Paharganj is the landing site of most travelers to New Delhi, India. A strip of low-end hotels and guest houses butted up next to each other along a narrow lane that empties out just west of the New Delhi railway station, a section off the center of Delhi reached by one of the long spokes radiating out of Connaught Place.
To say Paharganj was a ghetto is no understatement. Raw sewage streamed along the gutters of the lane that divided the left and right-banks of hotels. Vendors hawked everything from blackened bananas to glittery hair ornaments. Beggars and cripples hunched their way in among the travelers, pawing at the hordes of long-term travelers clothed in traditional Indian pajamas purchased a few streets over.
The sun was shining when I arrive in Paharganj on my second day in India.
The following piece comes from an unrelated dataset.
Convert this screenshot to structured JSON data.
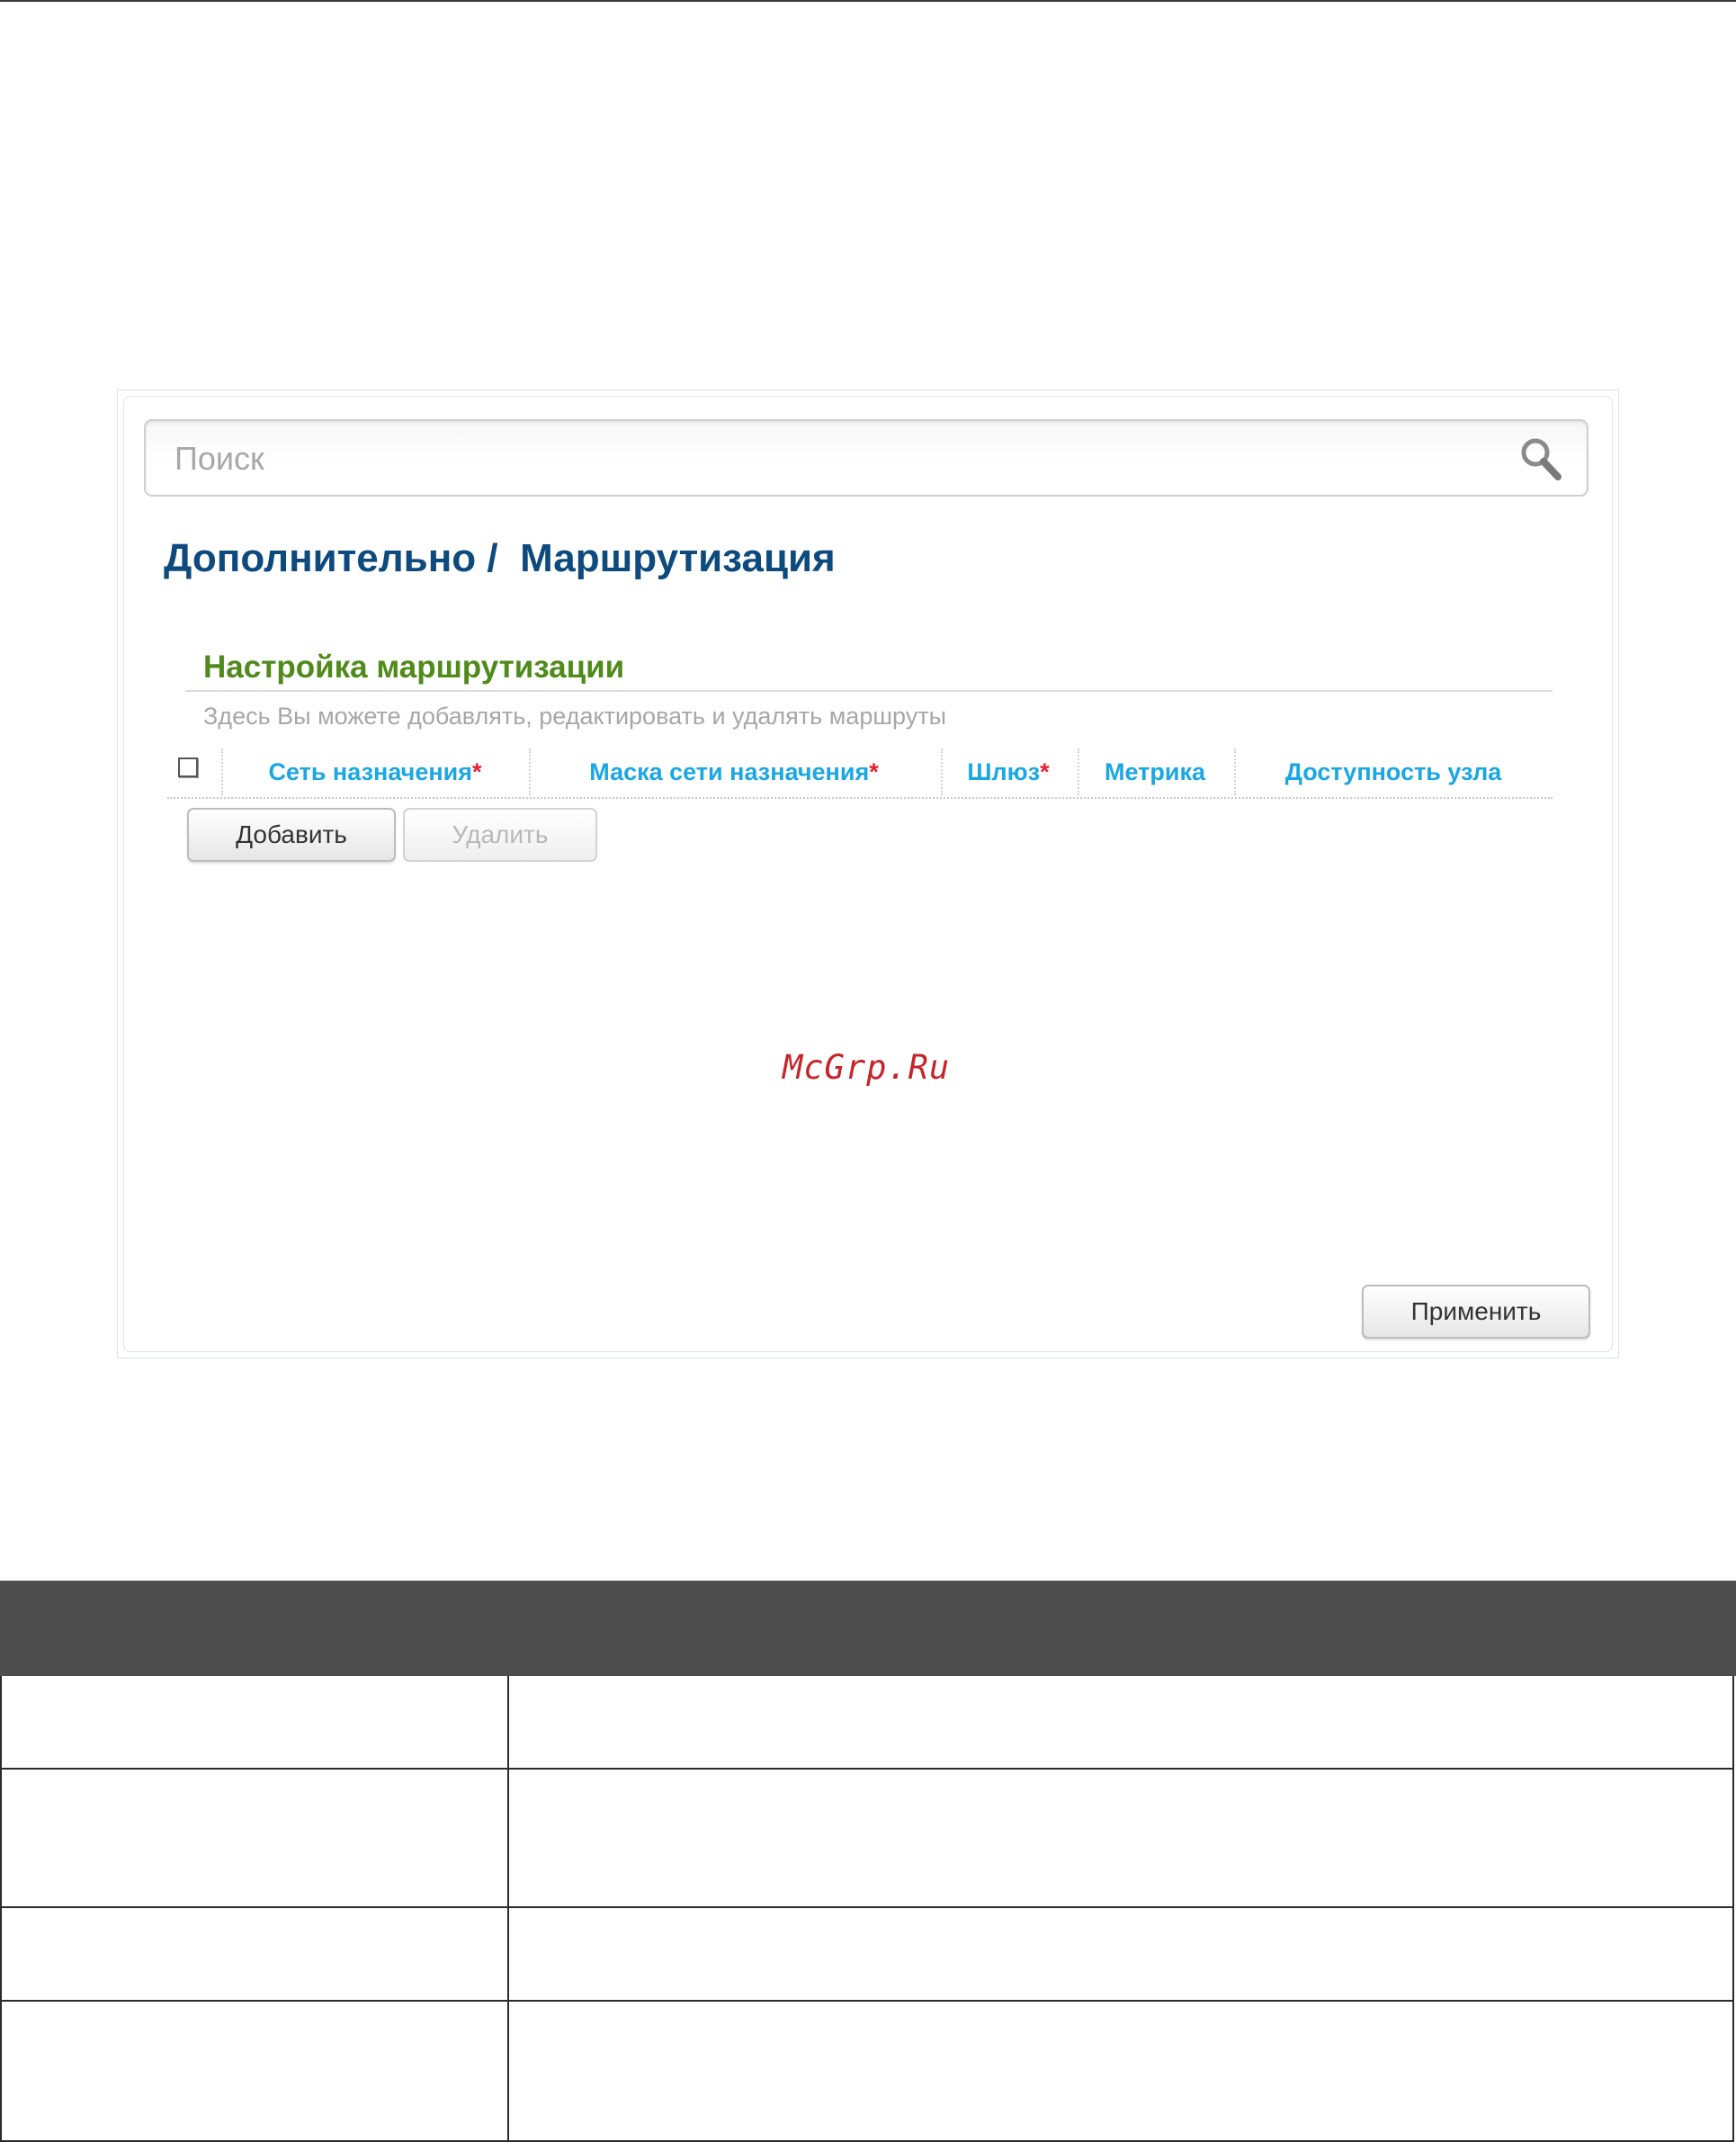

It almost always shined in India; a relentless and vindictive cheeriness that pours over the poorest place I’ve ever been. I was to meet Alan at the post office at noon, but I checked into what I hoped to be a nice place so I didn’t have to lug my backpack around in the heat.
The hotel looked good until I’d paid and registered, and then I’d learned my first valuable lesson about India: Always checkout the room before paying. Once in the room, the full scope of its atrociousness hit me like a fist. The sherbet-green walls were stained with spit, dirty fingerprints, cobwebs and God only knows what else. A huge fan whirled overhead, supposedly circulating the air, but really it just stirred up the bad smell from the attached toilet and the ever present scent of cigarette smoke. Doors banged constantly and the heavy hacking-up of phlegm reverberated around me like a concert for the depressed.
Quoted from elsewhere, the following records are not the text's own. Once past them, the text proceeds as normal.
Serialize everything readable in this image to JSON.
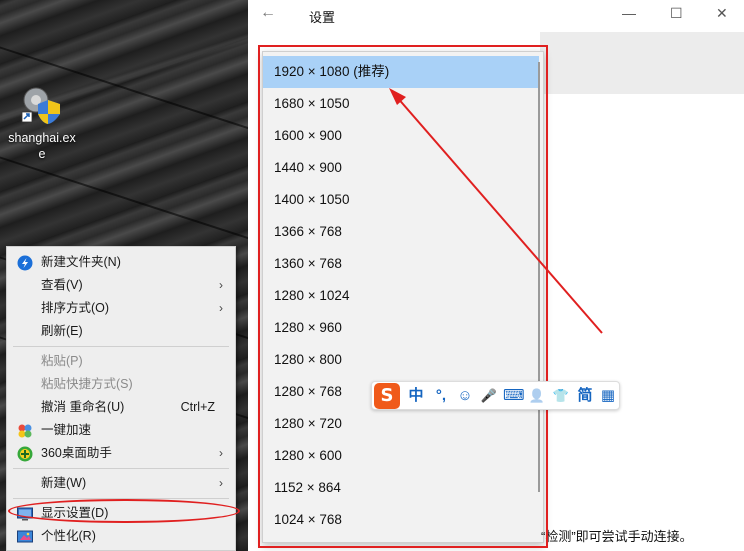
{
  "desktop": {
    "icon_label": "shanghai.exe"
  },
  "context_menu": {
    "items": [
      {
        "label": "新建文件夹(N)",
        "icon": "new-folder-icon",
        "enabled": true
      },
      {
        "label": "查看(V)",
        "submenu": true,
        "enabled": true
      },
      {
        "label": "排序方式(O)",
        "submenu": true,
        "enabled": true
      },
      {
        "label": "刷新(E)",
        "enabled": true
      },
      {
        "label": "粘贴(P)",
        "enabled": false
      },
      {
        "label": "粘贴快捷方式(S)",
        "enabled": false
      },
      {
        "label": "撤消 重命名(U)",
        "shortcut": "Ctrl+Z",
        "enabled": true
      },
      {
        "label": "一键加速",
        "icon": "speedup-icon",
        "enabled": true
      },
      {
        "label": "360桌面助手",
        "icon": "360-icon",
        "submenu": true,
        "enabled": true
      },
      {
        "label": "新建(W)",
        "submenu": true,
        "enabled": true
      },
      {
        "label": "显示设置(D)",
        "icon": "display-icon",
        "enabled": true
      },
      {
        "label": "个性化(R)",
        "icon": "personalize-icon",
        "enabled": true
      }
    ],
    "arrow_glyph": "›"
  },
  "settings": {
    "back": "←",
    "title": "设置",
    "minimize": "—",
    "maximize": "☐",
    "close": "✕",
    "bottom_text": "“检测”即可尝试手动连接。"
  },
  "resolutions": [
    "1920 × 1080 (推荐)",
    "1680 × 1050",
    "1600 × 900",
    "1440 × 900",
    "1400 × 1050",
    "1366 × 768",
    "1360 × 768",
    "1280 × 1024",
    "1280 × 960",
    "1280 × 800",
    "1280 × 768",
    "1280 × 720",
    "1280 × 600",
    "1152 × 864",
    "1024 × 768"
  ],
  "selected_resolution": "1920 × 1080 (推荐)",
  "ime_toolbar": {
    "logo": "S",
    "buttons": [
      "中",
      "°,",
      "☺",
      "🎤",
      "⌨",
      "👤",
      "👕",
      "简",
      "▦"
    ]
  },
  "colors": {
    "annotation_red": "#e02020",
    "selected_bg": "#a9d1f7",
    "ime_orange": "#f05a1a",
    "ime_blue": "#1565c0"
  }
}
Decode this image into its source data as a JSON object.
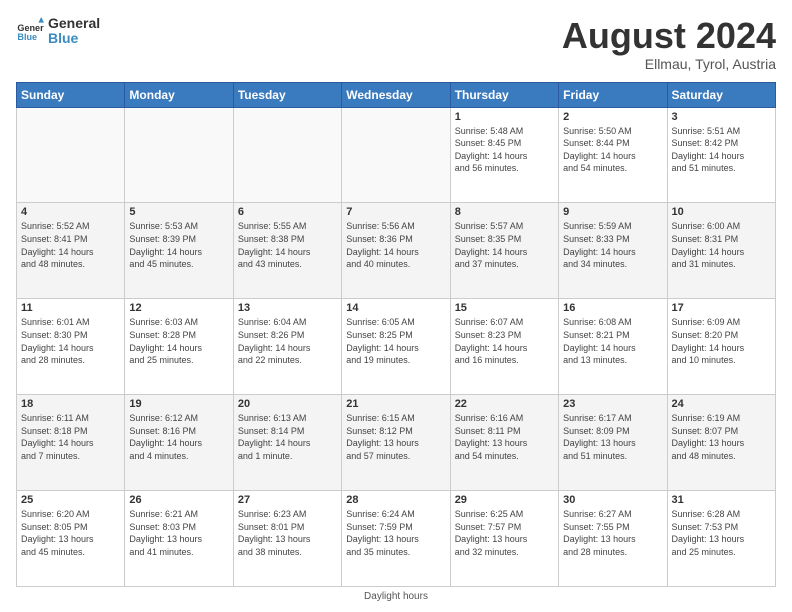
{
  "logo": {
    "text_general": "General",
    "text_blue": "Blue"
  },
  "header": {
    "month_year": "August 2024",
    "location": "Ellmau, Tyrol, Austria"
  },
  "weekdays": [
    "Sunday",
    "Monday",
    "Tuesday",
    "Wednesday",
    "Thursday",
    "Friday",
    "Saturday"
  ],
  "footer": {
    "note": "Daylight hours"
  },
  "weeks": [
    [
      {
        "day": "",
        "info": ""
      },
      {
        "day": "",
        "info": ""
      },
      {
        "day": "",
        "info": ""
      },
      {
        "day": "",
        "info": ""
      },
      {
        "day": "1",
        "info": "Sunrise: 5:48 AM\nSunset: 8:45 PM\nDaylight: 14 hours\nand 56 minutes."
      },
      {
        "day": "2",
        "info": "Sunrise: 5:50 AM\nSunset: 8:44 PM\nDaylight: 14 hours\nand 54 minutes."
      },
      {
        "day": "3",
        "info": "Sunrise: 5:51 AM\nSunset: 8:42 PM\nDaylight: 14 hours\nand 51 minutes."
      }
    ],
    [
      {
        "day": "4",
        "info": "Sunrise: 5:52 AM\nSunset: 8:41 PM\nDaylight: 14 hours\nand 48 minutes."
      },
      {
        "day": "5",
        "info": "Sunrise: 5:53 AM\nSunset: 8:39 PM\nDaylight: 14 hours\nand 45 minutes."
      },
      {
        "day": "6",
        "info": "Sunrise: 5:55 AM\nSunset: 8:38 PM\nDaylight: 14 hours\nand 43 minutes."
      },
      {
        "day": "7",
        "info": "Sunrise: 5:56 AM\nSunset: 8:36 PM\nDaylight: 14 hours\nand 40 minutes."
      },
      {
        "day": "8",
        "info": "Sunrise: 5:57 AM\nSunset: 8:35 PM\nDaylight: 14 hours\nand 37 minutes."
      },
      {
        "day": "9",
        "info": "Sunrise: 5:59 AM\nSunset: 8:33 PM\nDaylight: 14 hours\nand 34 minutes."
      },
      {
        "day": "10",
        "info": "Sunrise: 6:00 AM\nSunset: 8:31 PM\nDaylight: 14 hours\nand 31 minutes."
      }
    ],
    [
      {
        "day": "11",
        "info": "Sunrise: 6:01 AM\nSunset: 8:30 PM\nDaylight: 14 hours\nand 28 minutes."
      },
      {
        "day": "12",
        "info": "Sunrise: 6:03 AM\nSunset: 8:28 PM\nDaylight: 14 hours\nand 25 minutes."
      },
      {
        "day": "13",
        "info": "Sunrise: 6:04 AM\nSunset: 8:26 PM\nDaylight: 14 hours\nand 22 minutes."
      },
      {
        "day": "14",
        "info": "Sunrise: 6:05 AM\nSunset: 8:25 PM\nDaylight: 14 hours\nand 19 minutes."
      },
      {
        "day": "15",
        "info": "Sunrise: 6:07 AM\nSunset: 8:23 PM\nDaylight: 14 hours\nand 16 minutes."
      },
      {
        "day": "16",
        "info": "Sunrise: 6:08 AM\nSunset: 8:21 PM\nDaylight: 14 hours\nand 13 minutes."
      },
      {
        "day": "17",
        "info": "Sunrise: 6:09 AM\nSunset: 8:20 PM\nDaylight: 14 hours\nand 10 minutes."
      }
    ],
    [
      {
        "day": "18",
        "info": "Sunrise: 6:11 AM\nSunset: 8:18 PM\nDaylight: 14 hours\nand 7 minutes."
      },
      {
        "day": "19",
        "info": "Sunrise: 6:12 AM\nSunset: 8:16 PM\nDaylight: 14 hours\nand 4 minutes."
      },
      {
        "day": "20",
        "info": "Sunrise: 6:13 AM\nSunset: 8:14 PM\nDaylight: 14 hours\nand 1 minute."
      },
      {
        "day": "21",
        "info": "Sunrise: 6:15 AM\nSunset: 8:12 PM\nDaylight: 13 hours\nand 57 minutes."
      },
      {
        "day": "22",
        "info": "Sunrise: 6:16 AM\nSunset: 8:11 PM\nDaylight: 13 hours\nand 54 minutes."
      },
      {
        "day": "23",
        "info": "Sunrise: 6:17 AM\nSunset: 8:09 PM\nDaylight: 13 hours\nand 51 minutes."
      },
      {
        "day": "24",
        "info": "Sunrise: 6:19 AM\nSunset: 8:07 PM\nDaylight: 13 hours\nand 48 minutes."
      }
    ],
    [
      {
        "day": "25",
        "info": "Sunrise: 6:20 AM\nSunset: 8:05 PM\nDaylight: 13 hours\nand 45 minutes."
      },
      {
        "day": "26",
        "info": "Sunrise: 6:21 AM\nSunset: 8:03 PM\nDaylight: 13 hours\nand 41 minutes."
      },
      {
        "day": "27",
        "info": "Sunrise: 6:23 AM\nSunset: 8:01 PM\nDaylight: 13 hours\nand 38 minutes."
      },
      {
        "day": "28",
        "info": "Sunrise: 6:24 AM\nSunset: 7:59 PM\nDaylight: 13 hours\nand 35 minutes."
      },
      {
        "day": "29",
        "info": "Sunrise: 6:25 AM\nSunset: 7:57 PM\nDaylight: 13 hours\nand 32 minutes."
      },
      {
        "day": "30",
        "info": "Sunrise: 6:27 AM\nSunset: 7:55 PM\nDaylight: 13 hours\nand 28 minutes."
      },
      {
        "day": "31",
        "info": "Sunrise: 6:28 AM\nSunset: 7:53 PM\nDaylight: 13 hours\nand 25 minutes."
      }
    ]
  ]
}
It’s horrible. But outside, on the street, it was worse. The place was so poor, everyone and thing was emaciated and sick looking. I’d thought I could handle it, having spent time in Cairo, but I was wrong. For the first time I saw how the poor really live, out on the street, lying in filth and disease. I was so appalled by the world I’d flung myself into, that my body physically shook.
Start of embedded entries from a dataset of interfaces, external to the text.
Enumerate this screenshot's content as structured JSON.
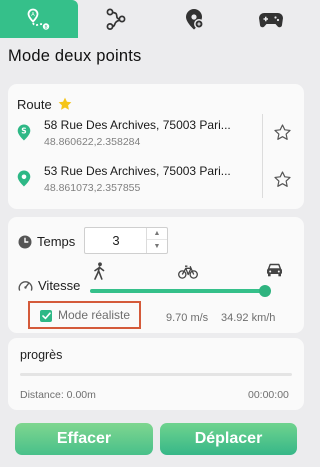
{
  "tabs": [
    {
      "icon": "route-pin-icon",
      "active": true
    },
    {
      "icon": "multi-stop-route-icon",
      "active": false
    },
    {
      "icon": "joystick-pin-icon",
      "active": false
    },
    {
      "icon": "gamepad-icon",
      "active": false
    }
  ],
  "title": "Mode deux points",
  "route": {
    "label": "Route",
    "label_icon": "star-filled-icon",
    "stops": [
      {
        "icon": "start-pin-icon",
        "address": "58 Rue Des Archives, 75003 Pari...",
        "coords": "48.860622,2.358284"
      },
      {
        "icon": "end-pin-icon",
        "address": "53 Rue Des Archives, 75003 Pari...",
        "coords": "48.861073,2.357855"
      }
    ]
  },
  "temps": {
    "label": "Temps",
    "icon": "clock-icon",
    "value": "3"
  },
  "vitesse": {
    "label": "Vitesse",
    "icon": "speedometer-icon",
    "modes": [
      "walk-icon",
      "bike-icon",
      "car-icon"
    ],
    "slider_fraction": 0.97,
    "realiste_label": "Mode réaliste",
    "realiste_checked": true,
    "speed_ms": "9.70 m/s",
    "speed_kmh": "34.92 km/h"
  },
  "progress": {
    "title": "progrès",
    "distance": "Distance: 0.00m",
    "time": "00:00:00",
    "fraction": 0
  },
  "buttons": {
    "clear": "Effacer",
    "move": "Déplacer"
  },
  "colors": {
    "accent": "#35c08a",
    "highlight_border": "#d45a3a",
    "star": "#f5c518"
  }
}
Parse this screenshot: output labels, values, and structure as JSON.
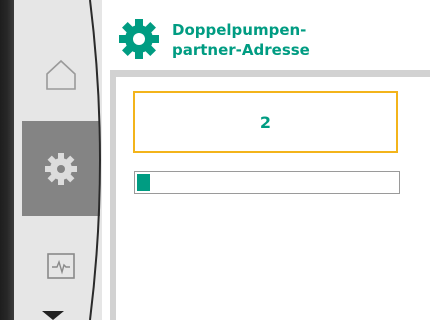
{
  "header": {
    "title_line1": "Doppelpumpen-",
    "title_line2": "partner-Adresse",
    "icon": "gear-icon"
  },
  "sidebar": {
    "items": [
      {
        "name": "home",
        "icon": "home-icon",
        "selected": false
      },
      {
        "name": "settings",
        "icon": "gear-icon",
        "selected": true
      },
      {
        "name": "monitor",
        "icon": "pulse-monitor-icon",
        "selected": false
      }
    ],
    "more_indicator": "chevron-down-icon"
  },
  "main": {
    "value": "2",
    "progress_fraction": 0.05
  },
  "colors": {
    "accent": "#009C82",
    "focus_border": "#F3B41B",
    "sidebar_bg": "#E6E6E6",
    "sidebar_selected": "#848484",
    "panel_frame": "#D2D2D2"
  }
}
I didn’t think I could live and work in that city, and a part of me wanted to run away; go back home. But this was home now. I’d come here to work as a journalist, to report on the life and conditions around me. Yet I’d found I was afraid to breathe or eat or drink. India, I thought, just might kill me.
I reminded myself Paharganj was temporary, that there were other places in the city, and I would find something that was nice and I could call home. Except I had no idea how I would find those other places.
What’s the worst hotel experience you’ve had while traveling?